Known almost as much for his consistent lateness as his batting average, Jimmy Rollins has never been a timely guy. He is normally the last player to report to camp every year. But for the first time in his Phillies career, Rollins arrived early.
Not only did Rollins show up a full week early but he arrived in excellent physical condition as a result of a more disciplined off-season routine. At 32-years of age and entering a contract year, Rollins obviously realizes the importance of the 2011 season.
It is important for Rollins as an individual and also for the team as a whole. After a very bad, injury plagued 2010, J-Roll needs to get back to being the engine that makes this Phillies offense go.
Arriving early to camp is a good sign that he is ready to do just that.
Brad Lidge Is Healthy
In his first year with the Phillies in 2008, Brad Lidge threw just one pitch off the mound in Spring Training and just like that, he tore the meniscus in his right knee. Lidge recovered well from surgery and went on to pitch the best season of his career and help the Phillies win a World Championship.
But in 2009, Lidge had a complete reversal of fortune. By the end of June, Lidge had blown six saves and landed on the disabled list again with a sprained right knee. Lidge finished the year with season with an 0-8 record, an ERA of 7.21 and he converted 31 saves in 42 opportunities.
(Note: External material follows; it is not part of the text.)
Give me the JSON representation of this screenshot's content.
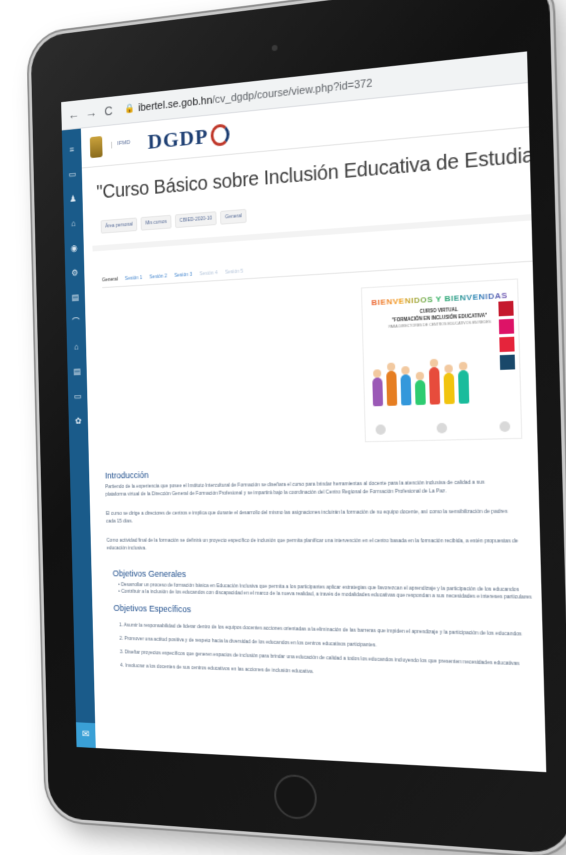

Lidge then spent most of the first half of 2010 on the DL after elbow surgery. And although he finished the season much improved from 2009, questions about his healthy still lingered.
This year, Lidge reported to camp healthy and raring to go. When asked about the upcoming 2011 season, Lidge responded, ” Fans should be pumped up. I know I am.”
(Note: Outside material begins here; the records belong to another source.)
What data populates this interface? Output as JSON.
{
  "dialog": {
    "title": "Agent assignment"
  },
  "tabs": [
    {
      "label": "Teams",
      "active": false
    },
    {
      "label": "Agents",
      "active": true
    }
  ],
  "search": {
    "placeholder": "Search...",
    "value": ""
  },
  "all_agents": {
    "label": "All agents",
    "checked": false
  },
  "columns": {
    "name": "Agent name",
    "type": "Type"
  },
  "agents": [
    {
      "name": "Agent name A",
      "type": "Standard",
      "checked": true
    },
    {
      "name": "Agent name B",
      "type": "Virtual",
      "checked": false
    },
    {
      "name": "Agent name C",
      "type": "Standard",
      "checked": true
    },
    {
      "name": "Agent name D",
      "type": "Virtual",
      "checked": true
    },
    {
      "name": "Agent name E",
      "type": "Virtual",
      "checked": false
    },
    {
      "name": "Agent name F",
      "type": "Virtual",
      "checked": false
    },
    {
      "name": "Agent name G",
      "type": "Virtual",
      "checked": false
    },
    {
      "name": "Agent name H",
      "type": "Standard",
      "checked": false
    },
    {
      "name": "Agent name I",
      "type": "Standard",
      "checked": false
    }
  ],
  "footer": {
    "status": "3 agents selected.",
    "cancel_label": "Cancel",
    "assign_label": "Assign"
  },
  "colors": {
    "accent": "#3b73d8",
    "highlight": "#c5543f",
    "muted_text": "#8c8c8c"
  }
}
And if Lidge can channel his 2008 form while avoiding injury, the Phillies will have the anchor they need at the end of the bullpen to help propel them to another post-season.
Versatility And Depth
The Phillies have a handful of players in camp that they feel can fill multiple roles. Last year, Wilson Valdez was a lifesaver filling in for injured players and short stop, second base and third base.
This spring, the Phillies have decided to try him out in centerfield as well, in case Shane Victorino goes down. With Jayson Werth off to the Nationals, options in center are slim and Valdez has a rocket for an arm.
John Mayberry Jr. is another player who could fill other roles. Normally an outfielder, Mayberry played first base in college and will see time there this spring to add to his versatility.
Delwyn Young, a non-roster invitee, might be another possibility. He has played infield and outfield, although the odds of him making the team are not very good.
Still, the fact that the Phillies have a number of viable options for their bench is a good thing. And their willingness to experiment, moving players around, means they have confidence in this group they have assembled.
Competition In Right Field
Competition is good. It breeds motivation. Players like Domonic Brown, Ben Francisco, John Mayberry Jr. and Ross Gload have plenty of motivation since the departure of Jayson Werth.
The huge, gaping hole in right field is theirs for the taking. It will be a matter of whoever plays the best wins. The starting spot could go to one player or maybe two in a platoon situation.
Brown is especially anxious to show what he is made of. After a less than inspiring major league stint at the end of 2010 and then a bad showing in the Dominican Winter League which he left early, Brown has something to prove.
Only three days after leaving the Dominican Winter League, Brown went straight to Clearwater to work on his swing. With the help of hitting coach Greg Gross, Brown found the flaw in his swing and has spent the last two months fixing it.
There is nothing like a little competition to bring out the best in a ball player. Each of the right field-hopefuls have their work cut out for them.
Photos by Jenn Zambri Photography